Noreen O’Donohue – a life of progressive engagement and commitment

An Appreciation

Noreen O’Donohue: a founder member of Women’s Community Press

Noreen O’Donohue, my wife, was the sort of on-the-ground social activist without whom the great changes that have affected life in Ireland over recent decades would never have happened. From selling contraceptives illegally in the Dandelion Market in the late 1970s and early 1980s, with U2 pounding in the background, to intensive campaigning to repeal the Eighth Amendment in 2018, her life formed a perfect arc of progressive engagement and commitment.

Her work with Traveller children in St Thomas’s Special School in Clonshaugh, north Dublin, was motivated by concern for the most marginalised and deprived in our society. Before that, in the early 1980s, as a founder member of Women’s Community Press, she was involved in producing the first book about the drugs scourge in inner-city Dublin, Pure Murder, and an early work on the Irish gay experience, Out for Ourselves. Women’s Community Press was short-lived, but pioneering in its radical approach to publishing.

Of all the many campaigns Noreen was involved in, by far the most bitter and disturbing was the abortion amendment one of 1983. There was a level of vitriol and hostility involved that was unsurpassed by anything in her experience. She used to attend anti-amendment rallies, and because her husband was frequently working in the evenings, she had to bring her four-year-old daughter with her. These meetings were of course picketed by pro-amendment people and they greeted the appearance of this child with comments such as “You’re one of the lucky ones, aren’t you?” That child, Elizabeth, was followed some years later by Anna, and later again by Noreen’s grandchildren Rosa and Evie, a source of deep joy to her.

Indeed, those early 1980s years were the most traumatic Noreen – and perhaps the country as a whole – ever witnessed. In addition to the abortion amendment, there was the horrible Kerry Babies case, the death of Ann Lovett and of course the H-Block hunger strike protests, and all the associated issues. Noreen did not believe that republicanism was ever likely to prioritise the struggle for women’s rights – that was not its focus, while it was hers, and she never took part in those protests. But she did not believe that supporters of “the cause” should be demonised either just for that.
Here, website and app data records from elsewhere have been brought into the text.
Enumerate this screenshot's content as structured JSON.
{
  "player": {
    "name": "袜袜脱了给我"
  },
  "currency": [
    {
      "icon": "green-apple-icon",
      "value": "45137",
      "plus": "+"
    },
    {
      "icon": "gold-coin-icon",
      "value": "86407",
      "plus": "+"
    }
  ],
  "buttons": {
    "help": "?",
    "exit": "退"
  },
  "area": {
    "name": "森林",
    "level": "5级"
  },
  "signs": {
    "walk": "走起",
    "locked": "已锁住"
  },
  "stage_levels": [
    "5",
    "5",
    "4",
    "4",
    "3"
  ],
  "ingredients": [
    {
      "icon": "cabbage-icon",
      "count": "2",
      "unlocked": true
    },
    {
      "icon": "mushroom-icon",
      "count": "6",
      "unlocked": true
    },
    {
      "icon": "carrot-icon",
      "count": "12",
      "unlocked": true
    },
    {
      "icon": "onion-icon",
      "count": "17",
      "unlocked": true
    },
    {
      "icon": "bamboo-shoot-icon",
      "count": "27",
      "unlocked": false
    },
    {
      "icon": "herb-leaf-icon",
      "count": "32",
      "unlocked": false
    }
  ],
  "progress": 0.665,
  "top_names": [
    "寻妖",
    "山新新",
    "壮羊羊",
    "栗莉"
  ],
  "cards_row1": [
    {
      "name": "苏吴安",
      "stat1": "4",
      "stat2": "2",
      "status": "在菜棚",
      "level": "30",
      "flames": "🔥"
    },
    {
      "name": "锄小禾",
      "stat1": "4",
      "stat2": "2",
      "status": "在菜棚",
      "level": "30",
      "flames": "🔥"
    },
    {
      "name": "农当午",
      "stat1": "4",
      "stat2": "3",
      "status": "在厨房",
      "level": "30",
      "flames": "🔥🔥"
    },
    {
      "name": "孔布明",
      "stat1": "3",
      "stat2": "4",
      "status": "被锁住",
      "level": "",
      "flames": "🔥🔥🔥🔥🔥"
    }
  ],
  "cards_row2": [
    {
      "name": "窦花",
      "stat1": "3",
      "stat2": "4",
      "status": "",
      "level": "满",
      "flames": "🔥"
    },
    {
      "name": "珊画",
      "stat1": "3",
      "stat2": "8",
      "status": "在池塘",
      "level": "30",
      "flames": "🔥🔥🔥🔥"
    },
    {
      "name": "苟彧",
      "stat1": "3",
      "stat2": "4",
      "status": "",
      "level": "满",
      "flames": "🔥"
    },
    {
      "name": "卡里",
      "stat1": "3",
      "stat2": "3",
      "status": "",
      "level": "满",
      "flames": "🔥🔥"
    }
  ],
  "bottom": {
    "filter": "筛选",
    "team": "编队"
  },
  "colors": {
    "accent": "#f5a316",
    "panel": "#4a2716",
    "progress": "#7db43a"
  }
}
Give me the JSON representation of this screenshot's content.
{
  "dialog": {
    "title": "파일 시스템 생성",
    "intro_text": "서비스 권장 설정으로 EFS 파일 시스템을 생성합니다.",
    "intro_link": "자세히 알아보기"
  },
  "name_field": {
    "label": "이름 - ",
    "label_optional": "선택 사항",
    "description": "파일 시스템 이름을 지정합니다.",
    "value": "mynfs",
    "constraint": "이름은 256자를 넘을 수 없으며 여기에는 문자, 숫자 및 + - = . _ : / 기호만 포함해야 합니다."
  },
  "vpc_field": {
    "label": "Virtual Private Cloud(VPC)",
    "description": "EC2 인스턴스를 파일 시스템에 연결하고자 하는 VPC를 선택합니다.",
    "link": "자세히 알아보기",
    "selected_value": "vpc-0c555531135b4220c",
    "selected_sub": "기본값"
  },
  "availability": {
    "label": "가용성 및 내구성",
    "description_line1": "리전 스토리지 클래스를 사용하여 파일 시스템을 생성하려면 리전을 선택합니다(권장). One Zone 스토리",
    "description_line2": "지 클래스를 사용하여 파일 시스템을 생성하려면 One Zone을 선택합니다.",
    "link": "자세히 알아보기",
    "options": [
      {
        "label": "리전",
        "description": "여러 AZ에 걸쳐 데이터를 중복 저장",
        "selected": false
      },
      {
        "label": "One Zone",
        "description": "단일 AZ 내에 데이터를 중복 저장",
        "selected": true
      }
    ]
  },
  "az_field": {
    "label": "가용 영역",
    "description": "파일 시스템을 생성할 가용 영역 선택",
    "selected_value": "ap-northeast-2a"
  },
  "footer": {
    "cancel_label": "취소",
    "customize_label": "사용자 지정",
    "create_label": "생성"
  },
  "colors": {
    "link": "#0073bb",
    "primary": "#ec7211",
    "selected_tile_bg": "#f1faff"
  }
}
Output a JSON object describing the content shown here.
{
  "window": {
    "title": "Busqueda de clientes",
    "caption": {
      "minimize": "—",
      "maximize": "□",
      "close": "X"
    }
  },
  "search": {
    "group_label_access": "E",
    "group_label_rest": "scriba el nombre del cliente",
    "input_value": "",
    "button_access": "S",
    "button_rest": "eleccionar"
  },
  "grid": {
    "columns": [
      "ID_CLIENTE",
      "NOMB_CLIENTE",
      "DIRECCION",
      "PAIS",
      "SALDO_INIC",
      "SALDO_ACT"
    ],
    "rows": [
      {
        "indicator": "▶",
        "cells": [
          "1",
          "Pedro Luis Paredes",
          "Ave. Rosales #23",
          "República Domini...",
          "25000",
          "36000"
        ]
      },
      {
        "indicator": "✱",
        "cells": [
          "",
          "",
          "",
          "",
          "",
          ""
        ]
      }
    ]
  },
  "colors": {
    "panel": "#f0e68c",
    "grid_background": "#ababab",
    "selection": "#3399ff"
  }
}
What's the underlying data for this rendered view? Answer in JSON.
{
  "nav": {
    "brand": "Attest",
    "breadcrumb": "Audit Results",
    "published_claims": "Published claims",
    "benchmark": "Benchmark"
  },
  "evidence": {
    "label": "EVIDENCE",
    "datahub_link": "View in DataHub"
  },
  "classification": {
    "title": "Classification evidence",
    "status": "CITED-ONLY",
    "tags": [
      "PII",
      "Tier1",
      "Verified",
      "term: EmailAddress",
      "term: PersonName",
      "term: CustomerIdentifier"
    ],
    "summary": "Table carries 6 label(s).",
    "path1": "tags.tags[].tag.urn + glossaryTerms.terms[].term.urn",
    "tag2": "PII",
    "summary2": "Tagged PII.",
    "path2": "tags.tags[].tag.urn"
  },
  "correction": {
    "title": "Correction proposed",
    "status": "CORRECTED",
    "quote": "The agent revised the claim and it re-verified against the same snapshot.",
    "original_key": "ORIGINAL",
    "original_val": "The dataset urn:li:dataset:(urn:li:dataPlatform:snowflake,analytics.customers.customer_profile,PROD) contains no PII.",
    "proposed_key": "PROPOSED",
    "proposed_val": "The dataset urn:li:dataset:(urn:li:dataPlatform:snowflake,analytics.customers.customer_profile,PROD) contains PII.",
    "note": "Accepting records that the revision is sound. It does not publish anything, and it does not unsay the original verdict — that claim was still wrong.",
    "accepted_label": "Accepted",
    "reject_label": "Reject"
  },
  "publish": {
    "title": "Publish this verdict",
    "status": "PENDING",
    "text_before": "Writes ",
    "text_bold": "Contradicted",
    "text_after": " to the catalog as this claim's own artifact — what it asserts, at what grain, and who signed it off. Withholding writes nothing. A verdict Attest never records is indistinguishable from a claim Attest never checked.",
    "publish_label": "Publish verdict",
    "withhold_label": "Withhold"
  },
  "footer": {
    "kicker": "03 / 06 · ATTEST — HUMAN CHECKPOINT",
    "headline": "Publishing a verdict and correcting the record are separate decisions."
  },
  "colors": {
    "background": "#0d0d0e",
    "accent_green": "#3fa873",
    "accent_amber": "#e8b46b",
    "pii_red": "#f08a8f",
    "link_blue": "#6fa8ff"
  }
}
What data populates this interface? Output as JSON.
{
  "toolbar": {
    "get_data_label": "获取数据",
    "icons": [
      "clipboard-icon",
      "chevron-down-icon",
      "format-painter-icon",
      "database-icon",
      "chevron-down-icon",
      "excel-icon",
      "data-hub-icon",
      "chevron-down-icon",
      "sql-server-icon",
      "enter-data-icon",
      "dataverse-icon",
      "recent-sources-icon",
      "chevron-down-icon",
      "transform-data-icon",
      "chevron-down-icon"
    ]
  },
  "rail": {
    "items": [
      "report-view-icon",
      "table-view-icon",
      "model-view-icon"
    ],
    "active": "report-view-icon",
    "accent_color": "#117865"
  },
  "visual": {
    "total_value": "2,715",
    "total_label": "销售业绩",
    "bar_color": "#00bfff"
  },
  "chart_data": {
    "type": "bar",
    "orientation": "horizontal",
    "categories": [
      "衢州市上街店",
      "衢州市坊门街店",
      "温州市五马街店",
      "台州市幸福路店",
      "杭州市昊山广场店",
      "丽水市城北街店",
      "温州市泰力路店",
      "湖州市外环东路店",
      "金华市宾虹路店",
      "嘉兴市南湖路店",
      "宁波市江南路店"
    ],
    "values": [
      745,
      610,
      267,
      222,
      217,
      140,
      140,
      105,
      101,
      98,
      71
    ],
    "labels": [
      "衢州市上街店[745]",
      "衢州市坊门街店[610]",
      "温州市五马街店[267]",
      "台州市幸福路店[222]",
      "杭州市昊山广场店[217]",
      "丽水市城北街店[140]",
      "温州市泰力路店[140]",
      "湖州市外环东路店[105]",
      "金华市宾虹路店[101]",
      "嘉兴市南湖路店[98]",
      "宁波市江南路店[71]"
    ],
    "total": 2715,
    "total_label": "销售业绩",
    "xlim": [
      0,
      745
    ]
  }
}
She tried to keep a difficult balance, sometimes having to brave accusations of being “soft” on terrorism. Such was the febrile atmosphere of those times, happily now much allayed, if not entirely gone. She very much supported, from the start, the initial Hume-Adams dialogue and then all that flowed from it.

When it came to the issue of water charges, which it is increasingly apparent was the historical fault-line dividing liberal Ireland from radical Ireland, Noreen’s position was clear. She disliked the somewhat shadowy entity called Irish Water, suspecting it was probably a vehicle for privatisation, but more fundamentally she felt that ordinary people had already had enough exacted from them to pay for a dire situation that they had not created. In short, she opposed water charges.

And when she opposed something, she did not just oppose it in theory, but actively, on the ground, in this case as in many others.

She was not a political animal, and never joined a political party, but it must be said that in later years she found the members of People Before Profit the most open and receptive to an “outsider” like her in some of the various causes that she espoused. Other political parties were also involved but these had much more the air of a “closed shop” than had PBP, which appeared to reach out to the wider public more.

What Noreen was seeking was not the advancing of the goals of any particular political party but rather the sense of an actual commitment to a cause for its own sake.

Supremely, of course, this applied to repeal of the Eighth Amendment, which had bedevilled her earlier years, and at least this goal was achieved before her untimely death at the age of 68.

Hugely committed to these social issues though she was, she also had plenty of time to enjoy activities with her friends in the James Joyce Institute of Ireland and for frequent visits to the theatre.

It was something to have been married to such a woman.